5%. It has most of the mineral salts required by the human body. The niacin content is about ten times higher than any other vegetables.
For those having hyperacidity and constipation makes them suitable for consumption because of the alkaline ash and high fibre content. The folic acid present in oyster mushrooms helps to cure anemia. It is suitable for people with hyper-tension, diabetes and obesity due to its calorific value, low sodium : potassium ratio, starch, and fat.The production of Pleurotus species are the second most important mushrooms in the world, accounting for 25% of total world production.
Pleurotus mushrooms are cultivated worldwide as China is the world leader in Oyster production, contributes nearly 85% of the total world production of about a million tonnes. The other countries producing oyster mushrooms include Korea, Japan, Italy, Taiwan, Thailand and Phillipines. Several species can be cultivated on straw or newspaper and other media. Some of the Pleurotus species are Pleurotus citrinopileatus (golden oyster mushroom), Pleurotus cornucopiae (branched oyster mushroom), Pleurotus eryngii (king trumpet mushroom), and Pleurotus ostreatus (oyster mushroom). Oyster mushroom cultivation is prolong business where different natural resources can be used as a growing material. The possibilities to create a practicable business in urban environments by using coffee grounds is attractive for a lot of entrepreneurs. The number of people who are getting interested into this field is quickly increasing.
Species of Pleurotus are cheapest and easiest to grow among all the cultivated edible mushrooms. Cultivation does not require complex substrate preparation technique. It has faster growth rate and early cropping.
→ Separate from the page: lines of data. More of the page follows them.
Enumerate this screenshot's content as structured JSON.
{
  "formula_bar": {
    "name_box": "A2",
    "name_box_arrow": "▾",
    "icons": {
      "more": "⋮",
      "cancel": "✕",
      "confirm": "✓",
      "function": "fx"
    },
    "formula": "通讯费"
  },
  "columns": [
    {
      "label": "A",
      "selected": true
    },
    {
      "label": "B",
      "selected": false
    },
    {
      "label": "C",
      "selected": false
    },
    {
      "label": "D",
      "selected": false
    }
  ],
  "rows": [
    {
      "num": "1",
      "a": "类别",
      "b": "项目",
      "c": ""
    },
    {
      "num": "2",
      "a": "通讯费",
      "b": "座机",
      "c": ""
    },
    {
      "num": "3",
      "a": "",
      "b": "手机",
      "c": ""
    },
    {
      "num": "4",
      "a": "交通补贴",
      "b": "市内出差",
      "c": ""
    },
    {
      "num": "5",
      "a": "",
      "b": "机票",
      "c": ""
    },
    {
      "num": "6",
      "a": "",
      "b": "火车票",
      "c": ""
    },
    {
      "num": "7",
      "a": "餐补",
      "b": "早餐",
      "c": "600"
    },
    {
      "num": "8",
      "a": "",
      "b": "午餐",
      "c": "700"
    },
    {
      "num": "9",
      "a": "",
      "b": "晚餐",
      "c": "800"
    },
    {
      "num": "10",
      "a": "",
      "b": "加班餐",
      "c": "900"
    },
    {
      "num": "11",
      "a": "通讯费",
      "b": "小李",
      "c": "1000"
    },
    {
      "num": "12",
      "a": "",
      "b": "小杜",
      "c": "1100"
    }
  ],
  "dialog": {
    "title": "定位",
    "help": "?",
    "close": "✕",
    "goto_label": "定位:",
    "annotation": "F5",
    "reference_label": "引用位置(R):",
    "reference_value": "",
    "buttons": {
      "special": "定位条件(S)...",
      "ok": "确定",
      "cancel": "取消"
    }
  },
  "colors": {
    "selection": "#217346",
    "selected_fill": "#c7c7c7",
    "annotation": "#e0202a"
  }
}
About 5 to 6 crops can be taken in a year as the total cropping period is 60 days. The time to learn mushroom cultivation is time consuming and costly. Due to this reason there are many companies in Europe specialized in mushroom cultivation that are offering training for entrepreneurs and organizing events to build community and share knowledge. They also show the positive impact of this business on the environment. Most farmers also learned mushroom cultivation by doing since mushroom cultivation is not a subject available at school. For do-it-yourselfers, oyster mushrooms can be grown from kits sold through seed catalogues and gardening magazines at home or office in a small scale. In conclusion, mushrooms are a rising crop with unique and highly desired product and offer many benefits. Its economic importance to human, in terms of medical uses and commercial cultivation have great impact to the environment of this world.
With a bit of practice, oyster mushrooms can easily be grown on many different substrates including straw, newspaper, and more in a variety of locations.